Dataset rows for apps and sites
- - -

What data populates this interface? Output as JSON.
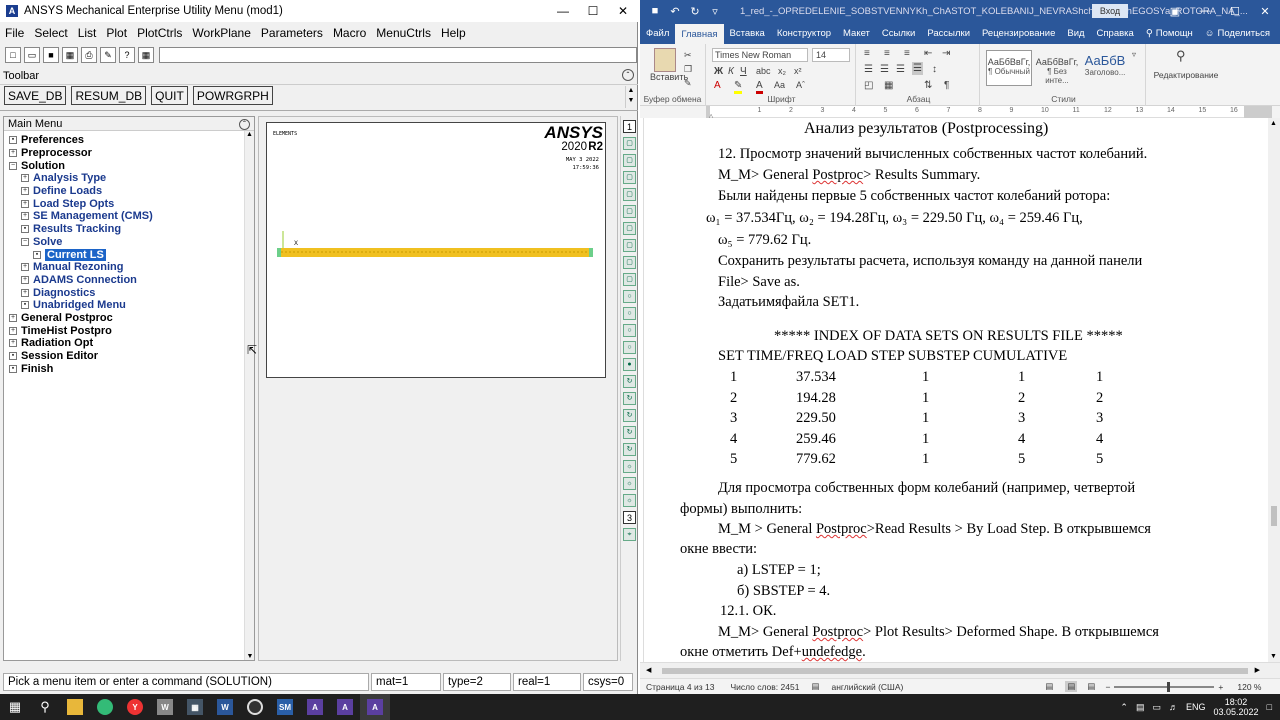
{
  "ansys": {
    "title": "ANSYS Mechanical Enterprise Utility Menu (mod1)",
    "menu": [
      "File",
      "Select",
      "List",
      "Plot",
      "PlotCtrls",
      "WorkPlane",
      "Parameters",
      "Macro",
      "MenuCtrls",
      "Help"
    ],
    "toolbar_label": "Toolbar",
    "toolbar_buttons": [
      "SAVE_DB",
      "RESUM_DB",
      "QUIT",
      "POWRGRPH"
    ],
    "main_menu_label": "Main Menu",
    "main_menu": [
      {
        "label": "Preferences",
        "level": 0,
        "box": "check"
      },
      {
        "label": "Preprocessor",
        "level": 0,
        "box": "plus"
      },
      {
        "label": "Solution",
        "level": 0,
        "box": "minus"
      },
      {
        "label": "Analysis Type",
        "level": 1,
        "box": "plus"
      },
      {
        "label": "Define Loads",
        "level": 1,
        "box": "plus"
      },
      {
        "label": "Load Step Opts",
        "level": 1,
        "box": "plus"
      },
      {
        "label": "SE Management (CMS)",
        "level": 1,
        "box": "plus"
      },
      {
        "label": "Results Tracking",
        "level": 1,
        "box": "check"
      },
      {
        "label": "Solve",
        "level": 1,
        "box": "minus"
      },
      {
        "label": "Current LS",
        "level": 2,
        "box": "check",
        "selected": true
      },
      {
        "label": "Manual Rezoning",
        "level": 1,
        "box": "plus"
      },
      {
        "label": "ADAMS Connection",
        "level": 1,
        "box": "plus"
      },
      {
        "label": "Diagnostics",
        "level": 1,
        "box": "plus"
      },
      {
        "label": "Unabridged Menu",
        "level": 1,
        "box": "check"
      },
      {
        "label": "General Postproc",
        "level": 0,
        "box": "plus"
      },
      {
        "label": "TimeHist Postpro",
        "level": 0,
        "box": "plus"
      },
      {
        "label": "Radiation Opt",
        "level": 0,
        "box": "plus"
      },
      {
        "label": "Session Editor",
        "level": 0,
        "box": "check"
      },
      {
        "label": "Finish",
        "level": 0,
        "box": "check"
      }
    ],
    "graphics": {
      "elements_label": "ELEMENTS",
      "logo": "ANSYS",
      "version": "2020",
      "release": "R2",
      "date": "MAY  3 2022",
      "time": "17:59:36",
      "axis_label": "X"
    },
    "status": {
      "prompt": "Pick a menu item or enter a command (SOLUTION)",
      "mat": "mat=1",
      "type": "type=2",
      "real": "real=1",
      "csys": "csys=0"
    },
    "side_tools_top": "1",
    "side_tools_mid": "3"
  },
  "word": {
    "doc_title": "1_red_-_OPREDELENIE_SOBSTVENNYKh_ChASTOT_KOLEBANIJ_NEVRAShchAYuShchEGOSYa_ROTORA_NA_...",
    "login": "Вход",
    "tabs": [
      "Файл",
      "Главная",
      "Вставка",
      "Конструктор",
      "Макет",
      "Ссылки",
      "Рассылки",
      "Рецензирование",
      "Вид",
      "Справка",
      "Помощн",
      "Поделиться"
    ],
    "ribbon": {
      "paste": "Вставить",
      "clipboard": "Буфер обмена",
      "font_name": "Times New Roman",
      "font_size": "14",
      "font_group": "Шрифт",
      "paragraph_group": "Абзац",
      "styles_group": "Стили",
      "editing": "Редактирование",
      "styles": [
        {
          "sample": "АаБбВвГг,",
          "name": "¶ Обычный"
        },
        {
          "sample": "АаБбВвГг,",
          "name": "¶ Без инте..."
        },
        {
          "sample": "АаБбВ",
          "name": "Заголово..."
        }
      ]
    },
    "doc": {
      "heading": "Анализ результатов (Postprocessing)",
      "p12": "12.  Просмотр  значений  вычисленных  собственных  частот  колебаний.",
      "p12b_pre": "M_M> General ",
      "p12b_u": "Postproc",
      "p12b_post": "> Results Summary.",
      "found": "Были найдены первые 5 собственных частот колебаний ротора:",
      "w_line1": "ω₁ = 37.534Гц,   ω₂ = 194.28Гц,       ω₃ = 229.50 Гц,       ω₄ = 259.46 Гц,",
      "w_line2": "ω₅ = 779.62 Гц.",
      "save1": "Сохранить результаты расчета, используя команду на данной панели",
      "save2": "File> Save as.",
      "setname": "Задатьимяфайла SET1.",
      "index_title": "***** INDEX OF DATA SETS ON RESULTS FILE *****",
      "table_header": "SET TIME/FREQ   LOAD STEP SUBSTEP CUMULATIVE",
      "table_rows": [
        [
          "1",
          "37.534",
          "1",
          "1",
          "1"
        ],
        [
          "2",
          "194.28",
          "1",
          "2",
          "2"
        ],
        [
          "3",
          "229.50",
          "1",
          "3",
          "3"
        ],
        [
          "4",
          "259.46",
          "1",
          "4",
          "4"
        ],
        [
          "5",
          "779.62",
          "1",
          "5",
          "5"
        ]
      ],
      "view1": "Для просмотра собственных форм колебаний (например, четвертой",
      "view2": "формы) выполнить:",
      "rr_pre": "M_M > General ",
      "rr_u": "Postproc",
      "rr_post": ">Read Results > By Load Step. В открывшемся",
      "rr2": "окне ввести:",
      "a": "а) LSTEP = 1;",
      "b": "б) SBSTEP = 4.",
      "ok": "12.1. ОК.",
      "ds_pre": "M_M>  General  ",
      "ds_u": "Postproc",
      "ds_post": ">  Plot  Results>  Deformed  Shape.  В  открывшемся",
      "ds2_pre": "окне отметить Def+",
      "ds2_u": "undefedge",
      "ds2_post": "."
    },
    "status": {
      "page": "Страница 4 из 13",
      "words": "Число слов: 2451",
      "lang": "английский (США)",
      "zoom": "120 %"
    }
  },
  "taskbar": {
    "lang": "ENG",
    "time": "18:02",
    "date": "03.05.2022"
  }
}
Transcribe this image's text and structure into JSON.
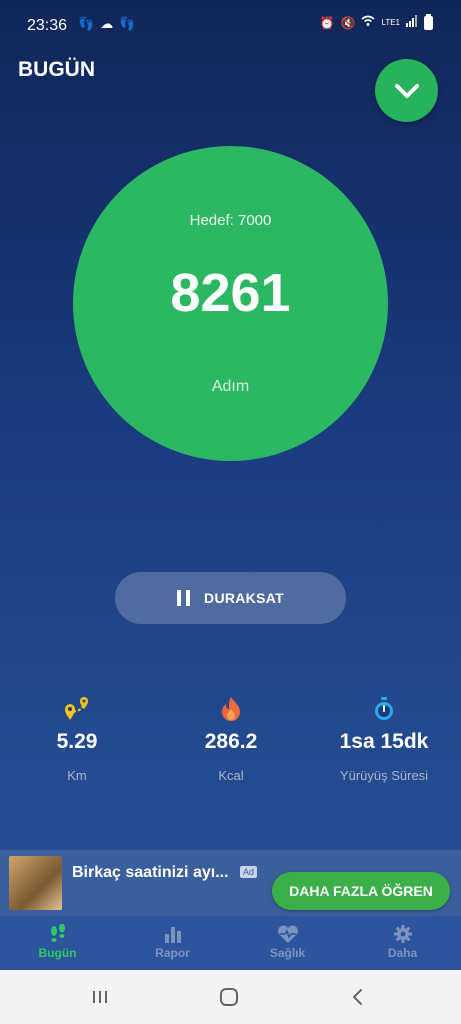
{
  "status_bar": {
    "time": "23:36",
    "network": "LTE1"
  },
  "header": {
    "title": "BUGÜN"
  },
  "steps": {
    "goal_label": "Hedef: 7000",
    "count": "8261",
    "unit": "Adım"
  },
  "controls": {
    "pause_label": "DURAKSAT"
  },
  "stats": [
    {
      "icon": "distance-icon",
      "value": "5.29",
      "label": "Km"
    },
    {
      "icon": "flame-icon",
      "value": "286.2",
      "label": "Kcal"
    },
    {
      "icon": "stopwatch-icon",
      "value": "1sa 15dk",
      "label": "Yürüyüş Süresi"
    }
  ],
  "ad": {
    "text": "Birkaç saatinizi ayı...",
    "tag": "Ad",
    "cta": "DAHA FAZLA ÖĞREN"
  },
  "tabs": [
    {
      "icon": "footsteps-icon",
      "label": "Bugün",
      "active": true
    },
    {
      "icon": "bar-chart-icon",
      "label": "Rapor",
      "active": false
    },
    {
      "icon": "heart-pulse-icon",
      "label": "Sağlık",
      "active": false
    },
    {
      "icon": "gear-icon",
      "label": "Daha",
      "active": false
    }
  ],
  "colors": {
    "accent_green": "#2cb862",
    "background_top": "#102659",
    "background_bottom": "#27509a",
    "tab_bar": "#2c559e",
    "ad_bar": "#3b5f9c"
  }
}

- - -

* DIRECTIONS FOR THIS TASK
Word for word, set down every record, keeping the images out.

* SOLUTION BELOW
What data populates this interface? Output as JSON.
{
  "ansys": {
    "title": "ANSYS Mechanical Enterprise Utility Menu (mod1)",
    "menu": [
      "File",
      "Select",
      "List",
      "Plot",
      "PlotCtrls",
      "WorkPlane",
      "Parameters",
      "Macro",
      "MenuCtrls",
      "Help"
    ],
    "toolbar_label": "Toolbar",
    "toolbar_buttons": [
      "SAVE_DB",
      "RESUM_DB",
      "QUIT",
      "POWRGRPH"
    ],
    "main_menu_label": "Main Menu",
    "main_menu": [
      {
        "label": "Preferences",
        "level": 0,
        "box": "check"
      },
      {
        "label": "Preprocessor",
        "level": 0,
        "box": "plus"
      },
      {
        "label": "Solution",
        "level": 0,
        "box": "minus"
      },
      {
        "label": "Analysis Type",
        "level": 1,
        "box": "plus"
      },
      {
        "label": "Define Loads",
        "level": 1,
        "box": "plus"
      },
      {
        "label": "Load Step Opts",
        "level": 1,
        "box": "plus"
      },
      {
        "label": "SE Management (CMS)",
        "level": 1,
        "box": "plus"
      },
      {
        "label": "Results Tracking",
        "level": 1,
        "box": "check"
      },
      {
        "label": "Solve",
        "level": 1,
        "box": "minus"
      },
      {
        "label": "Current LS",
        "level": 2,
        "box": "check",
        "selected": true
      },
      {
        "label": "Manual Rezoning",
        "level": 1,
        "box": "plus"
      },
      {
        "label": "ADAMS Connection",
        "level": 1,
        "box": "plus"
      },
      {
        "label": "Diagnostics",
        "level": 1,
        "box": "plus"
      },
      {
        "label": "Unabridged Menu",
        "level": 1,
        "box": "check"
      },
      {
        "label": "General Postproc",
        "level": 0,
        "box": "plus"
      },
      {
        "label": "TimeHist Postpro",
        "level": 0,
        "box": "plus"
      },
      {
        "label": "Radiation Opt",
        "level": 0,
        "box": "plus"
      },
      {
        "label": "Session Editor",
        "level": 0,
        "box": "check"
      },
      {
        "label": "Finish",
        "level": 0,
        "box": "check"
      }
    ],
    "graphics": {
      "elements_label": "ELEMENTS",
      "logo": "ANSYS",
      "version": "2020",
      "release": "R2",
      "date": "MAY  3 2022",
      "time": "17:59:36",
      "axis_label": "X"
    },
    "status": {
      "prompt": "Pick a menu item or enter a command (SOLUTION)",
      "mat": "mat=1",
      "type": "type=2",
      "real": "real=1",
      "csys": "csys=0"
    },
    "side_tools_top": "1",
    "side_tools_mid": "3"
  },
  "word": {
    "doc_title": "1_red_-_OPREDELENIE_SOBSTVENNYKh_ChASTOT_KOLEBANIJ_NEVRAShchAYuShchEGOSYa_ROTORA_NA_...",
    "login": "Вход",
    "tabs": [
      "Файл",
      "Главная",
      "Вставка",
      "Конструктор",
      "Макет",
      "Ссылки",
      "Рассылки",
      "Рецензирование",
      "Вид",
      "Справка",
      "Помощн",
      "Поделиться"
    ],
    "ribbon": {
      "paste": "Вставить",
      "clipboard": "Буфер обмена",
      "font_name": "Times New Roman",
      "font_size": "14",
      "font_group": "Шрифт",
      "paragraph_group": "Абзац",
      "styles_group": "Стили",
      "editing": "Редактирование",
      "styles": [
        {
          "sample": "АаБбВвГг,",
          "name": "¶ Обычный"
        },
        {
          "sample": "АаБбВвГг,",
          "name": "¶ Без инте..."
        },
        {
          "sample": "АаБбВ",
          "name": "Заголово..."
        }
      ]
    },
    "doc": {
      "heading": "Анализ результатов (Postprocessing)",
      "p12": "12.  Просмотр  значений  вычисленных  собственных  частот  колебаний.",
      "p12b_pre": "M_M> General ",
      "p12b_u": "Postproc",
      "p12b_post": "> Results Summary.",
      "found": "Были найдены первые 5 собственных частот колебаний ротора:",
      "w_line1": "ω₁ = 37.534Гц,   ω₂ = 194.28Гц,       ω₃ = 229.50 Гц,       ω₄ = 259.46 Гц,",
      "w_line2": "ω₅ = 779.62 Гц.",
      "save1": "Сохранить результаты расчета, используя команду на данной панели",
      "save2": "File> Save as.",
      "setname": "Задатьимяфайла SET1.",
      "index_title": "***** INDEX OF DATA SETS ON RESULTS FILE *****",
      "table_header": "SET TIME/FREQ   LOAD STEP SUBSTEP CUMULATIVE",
      "table_rows": [
        [
          "1",
          "37.534",
          "1",
          "1",
          "1"
        ],
        [
          "2",
          "194.28",
          "1",
          "2",
          "2"
        ],
        [
          "3",
          "229.50",
          "1",
          "3",
          "3"
        ],
        [
          "4",
          "259.46",
          "1",
          "4",
          "4"
        ],
        [
          "5",
          "779.62",
          "1",
          "5",
          "5"
        ]
      ],
      "view1": "Для просмотра собственных форм колебаний (например, четвертой",
      "view2": "формы) выполнить:",
      "rr_pre": "M_M > General ",
      "rr_u": "Postproc",
      "rr_post": ">Read Results > By Load Step. В открывшемся",
      "rr2": "окне ввести:",
      "a": "а) LSTEP = 1;",
      "b": "б) SBSTEP = 4.",
      "ok": "12.1. ОК.",
      "ds_pre": "M_M>  General  ",
      "ds_u": "Postproc",
      "ds_post": ">  Plot  Results>  Deformed  Shape.  В  открывшемся",
      "ds2_pre": "окне отметить Def+",
      "ds2_u": "undefedge",
      "ds2_post": "."
    },
    "status": {
      "page": "Страница 4 из 13",
      "words": "Число слов: 2451",
      "lang": "английский (США)",
      "zoom": "120 %"
    }
  },
  "taskbar": {
    "lang": "ENG",
    "time": "18:02",
    "date": "03.05.2022"
  }
}
Transcribe this image's text and structure into JSON.
{
  "status_bar": {
    "time": "23:36",
    "network": "LTE1"
  },
  "header": {
    "title": "BUGÜN"
  },
  "steps": {
    "goal_label": "Hedef: 7000",
    "count": "8261",
    "unit": "Adım"
  },
  "controls": {
    "pause_label": "DURAKSAT"
  },
  "stats": [
    {
      "icon": "distance-icon",
      "value": "5.29",
      "label": "Km"
    },
    {
      "icon": "flame-icon",
      "value": "286.2",
      "label": "Kcal"
    },
    {
      "icon": "stopwatch-icon",
      "value": "1sa 15dk",
      "label": "Yürüyüş Süresi"
    }
  ],
  "ad": {
    "text": "Birkaç saatinizi ayı...",
    "tag": "Ad",
    "cta": "DAHA FAZLA ÖĞREN"
  },
  "tabs": [
    {
      "icon": "footsteps-icon",
      "label": "Bugün",
      "active": true
    },
    {
      "icon": "bar-chart-icon",
      "label": "Rapor",
      "active": false
    },
    {
      "icon": "heart-pulse-icon",
      "label": "Sağlık",
      "active": false
    },
    {
      "icon": "gear-icon",
      "label": "Daha",
      "active": false
    }
  ],
  "colors": {
    "accent_green": "#2cb862",
    "background_top": "#102659",
    "background_bottom": "#27509a",
    "tab_bar": "#2c559e",
    "ad_bar": "#3b5f9c"
  }
}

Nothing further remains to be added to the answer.